WHAT IS EXPECTED
Whenever the word "JSON" turns up in a line of the data below, copy that line.

————

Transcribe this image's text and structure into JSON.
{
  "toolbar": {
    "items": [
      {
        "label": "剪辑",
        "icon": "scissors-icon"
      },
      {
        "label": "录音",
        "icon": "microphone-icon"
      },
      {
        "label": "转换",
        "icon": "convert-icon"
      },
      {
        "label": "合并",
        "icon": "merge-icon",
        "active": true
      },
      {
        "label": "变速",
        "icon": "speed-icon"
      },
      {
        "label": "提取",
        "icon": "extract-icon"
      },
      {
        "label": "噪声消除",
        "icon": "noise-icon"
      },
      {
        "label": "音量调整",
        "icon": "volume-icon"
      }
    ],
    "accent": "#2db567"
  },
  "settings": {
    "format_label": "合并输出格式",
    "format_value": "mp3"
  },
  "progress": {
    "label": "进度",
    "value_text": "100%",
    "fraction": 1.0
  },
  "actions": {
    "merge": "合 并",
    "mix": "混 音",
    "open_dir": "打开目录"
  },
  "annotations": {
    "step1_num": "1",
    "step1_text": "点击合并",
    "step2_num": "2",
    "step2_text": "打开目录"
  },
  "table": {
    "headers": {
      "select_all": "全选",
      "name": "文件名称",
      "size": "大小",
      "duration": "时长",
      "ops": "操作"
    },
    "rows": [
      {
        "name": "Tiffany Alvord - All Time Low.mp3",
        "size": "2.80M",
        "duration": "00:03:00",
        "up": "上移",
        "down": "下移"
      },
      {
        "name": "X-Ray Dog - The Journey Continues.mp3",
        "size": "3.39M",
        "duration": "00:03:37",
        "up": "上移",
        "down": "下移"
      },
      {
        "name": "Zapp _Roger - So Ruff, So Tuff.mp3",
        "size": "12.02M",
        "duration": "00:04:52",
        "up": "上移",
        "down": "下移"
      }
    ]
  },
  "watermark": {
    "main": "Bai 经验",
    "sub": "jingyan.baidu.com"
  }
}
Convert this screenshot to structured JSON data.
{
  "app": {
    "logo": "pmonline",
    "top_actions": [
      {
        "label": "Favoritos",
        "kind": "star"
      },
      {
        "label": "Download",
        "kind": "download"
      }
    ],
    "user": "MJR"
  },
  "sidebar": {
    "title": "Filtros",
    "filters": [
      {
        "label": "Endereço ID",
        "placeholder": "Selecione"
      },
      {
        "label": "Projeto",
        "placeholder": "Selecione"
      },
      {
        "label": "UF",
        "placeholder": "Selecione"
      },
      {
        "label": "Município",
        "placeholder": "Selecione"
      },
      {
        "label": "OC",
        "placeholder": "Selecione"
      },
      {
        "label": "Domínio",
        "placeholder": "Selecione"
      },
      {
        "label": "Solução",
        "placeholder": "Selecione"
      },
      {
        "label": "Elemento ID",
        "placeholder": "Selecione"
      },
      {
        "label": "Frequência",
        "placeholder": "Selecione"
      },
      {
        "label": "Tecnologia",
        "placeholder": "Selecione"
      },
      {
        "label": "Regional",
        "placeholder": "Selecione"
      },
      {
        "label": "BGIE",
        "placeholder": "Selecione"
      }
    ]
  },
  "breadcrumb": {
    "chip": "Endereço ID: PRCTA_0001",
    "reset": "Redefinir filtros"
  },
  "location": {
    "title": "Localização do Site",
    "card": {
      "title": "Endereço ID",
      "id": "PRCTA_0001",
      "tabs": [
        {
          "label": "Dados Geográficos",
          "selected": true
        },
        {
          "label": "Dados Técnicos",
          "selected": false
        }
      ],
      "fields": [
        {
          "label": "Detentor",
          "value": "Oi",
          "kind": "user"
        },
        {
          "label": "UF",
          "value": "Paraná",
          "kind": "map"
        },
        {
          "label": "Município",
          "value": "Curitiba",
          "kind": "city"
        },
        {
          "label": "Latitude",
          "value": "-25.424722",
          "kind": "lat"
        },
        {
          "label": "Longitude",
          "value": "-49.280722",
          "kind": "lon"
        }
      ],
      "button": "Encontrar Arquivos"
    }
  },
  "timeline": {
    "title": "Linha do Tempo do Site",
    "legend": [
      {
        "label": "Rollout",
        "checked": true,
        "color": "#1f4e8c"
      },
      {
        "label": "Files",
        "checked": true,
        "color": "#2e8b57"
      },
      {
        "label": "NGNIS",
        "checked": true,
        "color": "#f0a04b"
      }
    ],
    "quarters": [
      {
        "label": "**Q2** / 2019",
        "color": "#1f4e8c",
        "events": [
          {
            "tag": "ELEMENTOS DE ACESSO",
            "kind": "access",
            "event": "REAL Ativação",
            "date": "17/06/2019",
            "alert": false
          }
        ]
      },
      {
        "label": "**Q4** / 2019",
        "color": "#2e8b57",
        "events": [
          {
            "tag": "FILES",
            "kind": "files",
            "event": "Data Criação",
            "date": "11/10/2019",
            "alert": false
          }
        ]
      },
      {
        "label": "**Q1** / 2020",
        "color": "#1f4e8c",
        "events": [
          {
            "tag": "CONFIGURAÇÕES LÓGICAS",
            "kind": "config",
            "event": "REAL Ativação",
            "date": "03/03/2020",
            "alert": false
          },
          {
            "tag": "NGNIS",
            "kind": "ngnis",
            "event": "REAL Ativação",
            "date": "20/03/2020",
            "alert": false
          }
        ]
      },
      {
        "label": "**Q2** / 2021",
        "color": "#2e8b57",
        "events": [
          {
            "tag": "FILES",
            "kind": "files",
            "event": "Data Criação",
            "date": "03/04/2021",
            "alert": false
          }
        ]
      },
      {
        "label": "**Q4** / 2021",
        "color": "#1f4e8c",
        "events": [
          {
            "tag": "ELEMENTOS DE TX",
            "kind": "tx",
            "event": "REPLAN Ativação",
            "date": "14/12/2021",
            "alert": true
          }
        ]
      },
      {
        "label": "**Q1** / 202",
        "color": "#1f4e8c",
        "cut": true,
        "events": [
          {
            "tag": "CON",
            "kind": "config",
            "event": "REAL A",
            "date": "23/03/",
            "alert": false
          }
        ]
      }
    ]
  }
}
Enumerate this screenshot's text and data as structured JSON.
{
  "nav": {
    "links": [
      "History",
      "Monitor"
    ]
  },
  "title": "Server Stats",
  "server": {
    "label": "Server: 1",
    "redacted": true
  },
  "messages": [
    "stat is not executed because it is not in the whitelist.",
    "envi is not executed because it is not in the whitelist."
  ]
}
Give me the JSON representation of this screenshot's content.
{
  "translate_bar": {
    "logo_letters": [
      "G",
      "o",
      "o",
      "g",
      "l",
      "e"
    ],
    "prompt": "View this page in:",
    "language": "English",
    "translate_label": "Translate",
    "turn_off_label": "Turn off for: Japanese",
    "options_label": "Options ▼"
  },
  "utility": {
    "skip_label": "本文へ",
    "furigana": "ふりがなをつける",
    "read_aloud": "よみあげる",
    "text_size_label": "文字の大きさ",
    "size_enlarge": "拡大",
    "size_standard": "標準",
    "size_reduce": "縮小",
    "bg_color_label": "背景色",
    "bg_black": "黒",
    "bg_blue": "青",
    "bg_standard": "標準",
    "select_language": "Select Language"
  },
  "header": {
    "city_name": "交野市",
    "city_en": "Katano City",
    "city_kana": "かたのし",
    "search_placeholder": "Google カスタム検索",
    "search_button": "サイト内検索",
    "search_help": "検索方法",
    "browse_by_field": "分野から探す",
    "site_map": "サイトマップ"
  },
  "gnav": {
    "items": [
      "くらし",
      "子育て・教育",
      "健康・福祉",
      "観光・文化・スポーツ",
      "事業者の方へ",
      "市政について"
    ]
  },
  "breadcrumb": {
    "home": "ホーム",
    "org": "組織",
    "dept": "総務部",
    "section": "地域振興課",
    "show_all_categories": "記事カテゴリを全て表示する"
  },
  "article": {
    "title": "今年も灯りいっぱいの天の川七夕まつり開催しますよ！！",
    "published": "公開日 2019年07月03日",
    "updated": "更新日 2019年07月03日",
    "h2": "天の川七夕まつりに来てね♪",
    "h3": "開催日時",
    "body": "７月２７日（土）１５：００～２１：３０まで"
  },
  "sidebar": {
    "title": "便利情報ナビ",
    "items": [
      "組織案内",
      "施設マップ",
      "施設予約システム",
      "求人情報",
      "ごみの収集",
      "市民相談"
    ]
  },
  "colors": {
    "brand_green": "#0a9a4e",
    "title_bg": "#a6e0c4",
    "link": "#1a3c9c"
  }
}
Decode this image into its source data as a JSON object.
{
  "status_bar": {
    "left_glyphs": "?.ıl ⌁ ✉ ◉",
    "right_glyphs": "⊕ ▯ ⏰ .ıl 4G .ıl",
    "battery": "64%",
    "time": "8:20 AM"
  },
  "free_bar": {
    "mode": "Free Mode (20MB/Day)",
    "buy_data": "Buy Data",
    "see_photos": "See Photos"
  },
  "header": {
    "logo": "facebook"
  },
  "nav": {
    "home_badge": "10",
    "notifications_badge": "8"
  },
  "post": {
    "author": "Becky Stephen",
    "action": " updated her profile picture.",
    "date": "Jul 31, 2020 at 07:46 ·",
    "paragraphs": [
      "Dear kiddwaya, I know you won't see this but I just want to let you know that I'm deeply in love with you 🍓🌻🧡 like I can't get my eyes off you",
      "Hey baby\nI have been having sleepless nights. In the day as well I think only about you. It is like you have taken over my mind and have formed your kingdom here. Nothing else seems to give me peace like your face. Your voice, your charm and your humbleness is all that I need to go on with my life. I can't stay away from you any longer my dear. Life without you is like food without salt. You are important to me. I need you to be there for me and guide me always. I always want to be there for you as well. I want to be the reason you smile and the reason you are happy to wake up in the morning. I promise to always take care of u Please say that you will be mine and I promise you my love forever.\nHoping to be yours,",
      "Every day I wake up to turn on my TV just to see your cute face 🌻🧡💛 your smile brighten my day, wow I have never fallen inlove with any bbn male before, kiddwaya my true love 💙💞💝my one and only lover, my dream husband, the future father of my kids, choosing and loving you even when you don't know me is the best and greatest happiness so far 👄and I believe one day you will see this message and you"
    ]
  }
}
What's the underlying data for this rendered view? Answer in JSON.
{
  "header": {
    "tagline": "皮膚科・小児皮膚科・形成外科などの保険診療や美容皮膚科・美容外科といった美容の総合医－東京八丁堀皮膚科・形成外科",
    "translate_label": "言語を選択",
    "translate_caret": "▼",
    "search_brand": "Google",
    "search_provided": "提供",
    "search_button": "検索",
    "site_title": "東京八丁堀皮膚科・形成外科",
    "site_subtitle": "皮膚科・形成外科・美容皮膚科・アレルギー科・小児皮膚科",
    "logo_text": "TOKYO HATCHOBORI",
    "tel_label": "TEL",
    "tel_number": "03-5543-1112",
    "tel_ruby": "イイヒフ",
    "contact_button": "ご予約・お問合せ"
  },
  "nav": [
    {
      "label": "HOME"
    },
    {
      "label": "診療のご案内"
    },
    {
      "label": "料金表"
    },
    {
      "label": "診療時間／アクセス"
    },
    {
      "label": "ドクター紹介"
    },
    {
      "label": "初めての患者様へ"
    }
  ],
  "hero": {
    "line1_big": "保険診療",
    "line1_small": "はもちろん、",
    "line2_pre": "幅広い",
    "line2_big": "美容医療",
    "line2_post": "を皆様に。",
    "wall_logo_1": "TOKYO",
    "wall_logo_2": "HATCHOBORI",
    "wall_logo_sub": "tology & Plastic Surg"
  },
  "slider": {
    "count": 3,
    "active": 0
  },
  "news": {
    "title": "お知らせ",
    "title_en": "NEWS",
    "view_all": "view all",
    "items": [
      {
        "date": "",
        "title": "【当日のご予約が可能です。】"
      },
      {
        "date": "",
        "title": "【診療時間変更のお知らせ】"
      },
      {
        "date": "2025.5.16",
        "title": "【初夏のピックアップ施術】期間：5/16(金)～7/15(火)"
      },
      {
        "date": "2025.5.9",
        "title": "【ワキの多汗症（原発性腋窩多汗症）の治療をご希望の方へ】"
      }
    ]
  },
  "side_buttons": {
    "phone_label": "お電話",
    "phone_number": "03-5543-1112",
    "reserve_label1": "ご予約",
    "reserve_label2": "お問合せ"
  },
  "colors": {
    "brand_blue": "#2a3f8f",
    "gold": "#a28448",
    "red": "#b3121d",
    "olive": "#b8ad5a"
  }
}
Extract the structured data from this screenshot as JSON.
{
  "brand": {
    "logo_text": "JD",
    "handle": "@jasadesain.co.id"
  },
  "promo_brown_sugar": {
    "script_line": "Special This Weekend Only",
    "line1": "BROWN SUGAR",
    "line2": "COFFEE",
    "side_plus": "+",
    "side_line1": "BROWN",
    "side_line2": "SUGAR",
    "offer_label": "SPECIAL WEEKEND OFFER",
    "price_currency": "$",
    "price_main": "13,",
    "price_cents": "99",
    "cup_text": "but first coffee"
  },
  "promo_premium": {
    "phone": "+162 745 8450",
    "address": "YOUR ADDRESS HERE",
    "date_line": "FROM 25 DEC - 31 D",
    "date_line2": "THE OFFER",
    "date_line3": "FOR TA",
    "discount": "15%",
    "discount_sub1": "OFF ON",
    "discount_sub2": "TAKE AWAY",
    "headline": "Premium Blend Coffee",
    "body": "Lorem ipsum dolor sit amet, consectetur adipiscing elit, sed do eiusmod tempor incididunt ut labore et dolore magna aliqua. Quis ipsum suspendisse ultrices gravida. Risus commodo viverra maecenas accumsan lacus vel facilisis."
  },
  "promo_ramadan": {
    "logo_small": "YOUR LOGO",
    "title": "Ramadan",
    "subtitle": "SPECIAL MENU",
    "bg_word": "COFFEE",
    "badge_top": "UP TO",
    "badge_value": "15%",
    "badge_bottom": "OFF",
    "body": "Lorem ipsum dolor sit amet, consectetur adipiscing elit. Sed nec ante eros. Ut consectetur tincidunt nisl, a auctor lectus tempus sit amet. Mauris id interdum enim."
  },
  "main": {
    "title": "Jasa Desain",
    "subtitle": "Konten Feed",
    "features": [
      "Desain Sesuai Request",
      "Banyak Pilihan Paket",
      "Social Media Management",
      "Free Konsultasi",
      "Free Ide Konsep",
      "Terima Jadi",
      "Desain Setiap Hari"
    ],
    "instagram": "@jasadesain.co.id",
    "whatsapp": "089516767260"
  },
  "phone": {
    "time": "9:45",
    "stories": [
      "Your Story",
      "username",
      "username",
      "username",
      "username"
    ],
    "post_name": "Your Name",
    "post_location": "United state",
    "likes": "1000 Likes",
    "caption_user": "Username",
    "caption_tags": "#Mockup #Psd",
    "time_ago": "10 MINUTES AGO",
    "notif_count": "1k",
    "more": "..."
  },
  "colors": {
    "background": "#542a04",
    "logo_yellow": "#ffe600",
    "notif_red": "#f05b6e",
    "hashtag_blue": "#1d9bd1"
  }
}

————

ANSWER SECTION
Transcribe this image's text and structure into JSON.
Convert this screenshot to structured JSON data.
Enumerate this screenshot's text and data as structured JSON.
Give me the JSON representation of this screenshot's content.
Decode this image into its source data as a JSON object.
What's the underlying data for this rendered view? Answer in JSON.
Extract the structured data from this screenshot as JSON.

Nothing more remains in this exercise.